After a tiger at New York’s Bronx Zoo tested positive for COVID-19, fear of large-scale transmission among tigers affecting their population has grown strong. However, a leading wildlife conservationist has highlighted a much serious issue for tigers than COVID-19 transmission during the pandemic - poaching.
Dr K Ullas Karanth, in a report for Centre for Wildlife Studies, said that the 21-days nationwide lockdown to contain the pandemic has triggered a surge in poaching. He added that the decline in patrol intensity and protection under the early instructions during lockdown has contributed to the surge in tiger hunting.
“Other social factors are also contributing to this surge. Unemployed rural workers, deprived of wages and sources of domestic animal protein, are once again turning to wild meat as was the case in the 1950s and 60s,” wrote the 72-year-old conservationist.
Referring to recent reports from Kodagu and Shivamogga in Karnataka, Dr Karanth said that forest official are facing movement constraints and courts are closed due to the lockdown which has emboldened a new wave of poachers. He warned that the resurgence in poaching will be hard to control and prosecute once unleashed due to the other “social pressures” in play.

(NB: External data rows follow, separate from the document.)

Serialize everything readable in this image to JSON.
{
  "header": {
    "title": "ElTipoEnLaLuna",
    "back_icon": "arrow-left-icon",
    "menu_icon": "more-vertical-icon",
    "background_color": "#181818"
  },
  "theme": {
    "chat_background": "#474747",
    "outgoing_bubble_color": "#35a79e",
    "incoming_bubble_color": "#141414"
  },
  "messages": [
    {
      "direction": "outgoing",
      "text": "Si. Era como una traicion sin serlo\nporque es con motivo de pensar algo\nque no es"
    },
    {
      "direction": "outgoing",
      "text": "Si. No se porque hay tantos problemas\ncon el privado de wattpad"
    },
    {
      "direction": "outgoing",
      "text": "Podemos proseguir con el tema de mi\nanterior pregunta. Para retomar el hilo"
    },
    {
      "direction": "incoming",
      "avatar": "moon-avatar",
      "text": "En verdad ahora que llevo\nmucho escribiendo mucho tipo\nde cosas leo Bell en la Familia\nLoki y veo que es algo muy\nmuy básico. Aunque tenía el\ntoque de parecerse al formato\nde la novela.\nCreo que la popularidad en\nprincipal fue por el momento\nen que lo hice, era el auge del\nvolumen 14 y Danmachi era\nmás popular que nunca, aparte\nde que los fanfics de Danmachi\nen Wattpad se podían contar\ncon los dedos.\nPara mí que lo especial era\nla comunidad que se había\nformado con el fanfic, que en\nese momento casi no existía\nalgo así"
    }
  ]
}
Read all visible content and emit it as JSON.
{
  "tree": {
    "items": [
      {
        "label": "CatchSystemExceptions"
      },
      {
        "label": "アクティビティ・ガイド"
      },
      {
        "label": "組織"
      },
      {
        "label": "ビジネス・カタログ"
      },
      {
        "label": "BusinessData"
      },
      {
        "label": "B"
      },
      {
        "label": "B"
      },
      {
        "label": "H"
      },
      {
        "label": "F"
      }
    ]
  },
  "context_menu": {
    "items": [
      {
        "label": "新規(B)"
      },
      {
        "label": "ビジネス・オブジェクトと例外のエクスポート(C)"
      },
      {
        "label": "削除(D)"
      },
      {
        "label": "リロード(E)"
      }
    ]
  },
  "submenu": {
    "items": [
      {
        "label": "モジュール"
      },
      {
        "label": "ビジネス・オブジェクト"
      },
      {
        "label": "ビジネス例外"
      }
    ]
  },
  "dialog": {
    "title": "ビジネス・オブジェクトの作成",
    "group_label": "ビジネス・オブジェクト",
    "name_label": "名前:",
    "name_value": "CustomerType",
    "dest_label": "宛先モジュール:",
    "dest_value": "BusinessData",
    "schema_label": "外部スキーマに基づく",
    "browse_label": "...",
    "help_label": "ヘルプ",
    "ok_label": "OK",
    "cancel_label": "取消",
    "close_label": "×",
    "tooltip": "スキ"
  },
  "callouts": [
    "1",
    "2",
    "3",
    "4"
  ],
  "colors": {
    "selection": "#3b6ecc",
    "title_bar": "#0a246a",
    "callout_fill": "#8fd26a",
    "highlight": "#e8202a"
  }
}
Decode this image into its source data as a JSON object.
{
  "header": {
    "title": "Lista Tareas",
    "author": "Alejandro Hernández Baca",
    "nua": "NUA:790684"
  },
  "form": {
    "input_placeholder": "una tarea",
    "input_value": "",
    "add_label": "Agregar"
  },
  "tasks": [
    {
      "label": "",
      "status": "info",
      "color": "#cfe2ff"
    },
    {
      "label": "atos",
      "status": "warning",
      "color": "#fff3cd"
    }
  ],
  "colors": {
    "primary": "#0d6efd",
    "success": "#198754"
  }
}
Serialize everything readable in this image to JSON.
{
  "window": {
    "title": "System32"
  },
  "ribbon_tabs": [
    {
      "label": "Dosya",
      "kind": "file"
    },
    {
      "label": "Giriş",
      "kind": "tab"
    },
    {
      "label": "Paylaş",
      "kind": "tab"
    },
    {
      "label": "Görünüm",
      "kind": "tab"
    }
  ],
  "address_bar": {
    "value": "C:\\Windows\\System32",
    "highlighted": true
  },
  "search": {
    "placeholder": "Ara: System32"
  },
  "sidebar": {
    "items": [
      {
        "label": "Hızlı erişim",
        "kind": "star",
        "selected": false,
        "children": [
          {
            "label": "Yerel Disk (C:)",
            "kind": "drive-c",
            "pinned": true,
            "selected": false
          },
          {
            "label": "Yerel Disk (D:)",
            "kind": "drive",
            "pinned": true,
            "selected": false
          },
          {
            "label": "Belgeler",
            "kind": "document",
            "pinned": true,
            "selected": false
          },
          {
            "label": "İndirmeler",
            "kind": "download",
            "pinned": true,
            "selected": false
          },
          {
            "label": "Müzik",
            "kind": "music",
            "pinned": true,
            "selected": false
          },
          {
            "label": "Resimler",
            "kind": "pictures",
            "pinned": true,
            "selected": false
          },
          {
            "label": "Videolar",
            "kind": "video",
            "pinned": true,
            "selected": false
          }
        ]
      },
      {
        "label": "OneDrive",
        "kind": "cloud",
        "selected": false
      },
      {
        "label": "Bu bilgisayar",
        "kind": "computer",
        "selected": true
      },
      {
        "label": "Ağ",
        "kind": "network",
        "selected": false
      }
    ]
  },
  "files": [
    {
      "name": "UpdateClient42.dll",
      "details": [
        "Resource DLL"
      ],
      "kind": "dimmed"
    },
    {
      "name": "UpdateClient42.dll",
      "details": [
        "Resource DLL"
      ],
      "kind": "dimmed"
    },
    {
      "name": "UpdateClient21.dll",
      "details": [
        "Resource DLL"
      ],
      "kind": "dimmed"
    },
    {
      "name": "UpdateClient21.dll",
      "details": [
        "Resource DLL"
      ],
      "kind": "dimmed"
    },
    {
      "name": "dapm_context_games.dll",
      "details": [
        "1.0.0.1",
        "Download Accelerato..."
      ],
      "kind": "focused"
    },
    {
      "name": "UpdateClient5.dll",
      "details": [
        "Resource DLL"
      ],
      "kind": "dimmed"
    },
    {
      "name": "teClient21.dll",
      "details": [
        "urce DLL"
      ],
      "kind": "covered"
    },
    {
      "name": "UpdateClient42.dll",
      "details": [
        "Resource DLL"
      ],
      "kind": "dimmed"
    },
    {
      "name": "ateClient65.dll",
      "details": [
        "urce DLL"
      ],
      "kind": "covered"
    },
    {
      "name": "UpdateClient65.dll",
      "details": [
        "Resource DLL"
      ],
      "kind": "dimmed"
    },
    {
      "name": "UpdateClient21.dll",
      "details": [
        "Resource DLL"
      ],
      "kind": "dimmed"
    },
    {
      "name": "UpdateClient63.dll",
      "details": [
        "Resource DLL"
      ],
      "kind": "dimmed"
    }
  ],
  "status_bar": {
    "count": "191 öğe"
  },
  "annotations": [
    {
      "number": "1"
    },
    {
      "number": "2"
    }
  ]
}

Dr Karanth, also a Padma Shri awardee, explained that the novel coronavirus threatening the tiger population is highly unlikely since many other more virulent infections like rabies and canine distemper have had practically no impact on the populace.
“I find the excessive focus and impractical instructions issued by higher officials have received far too much media attention compared to an emergent real threat to tigers as a consequence of the virus-related lockdown,” opined the conservationist.
According to the official figures, India has reported 114 deaths owing to COVID-19 while 3,981 cases of the infectious disease are still active. As per sources, the central government is mulling to extend the lockdown which could further jeopardise the lives of tigers if authorities don’t take the required action to stop poaching.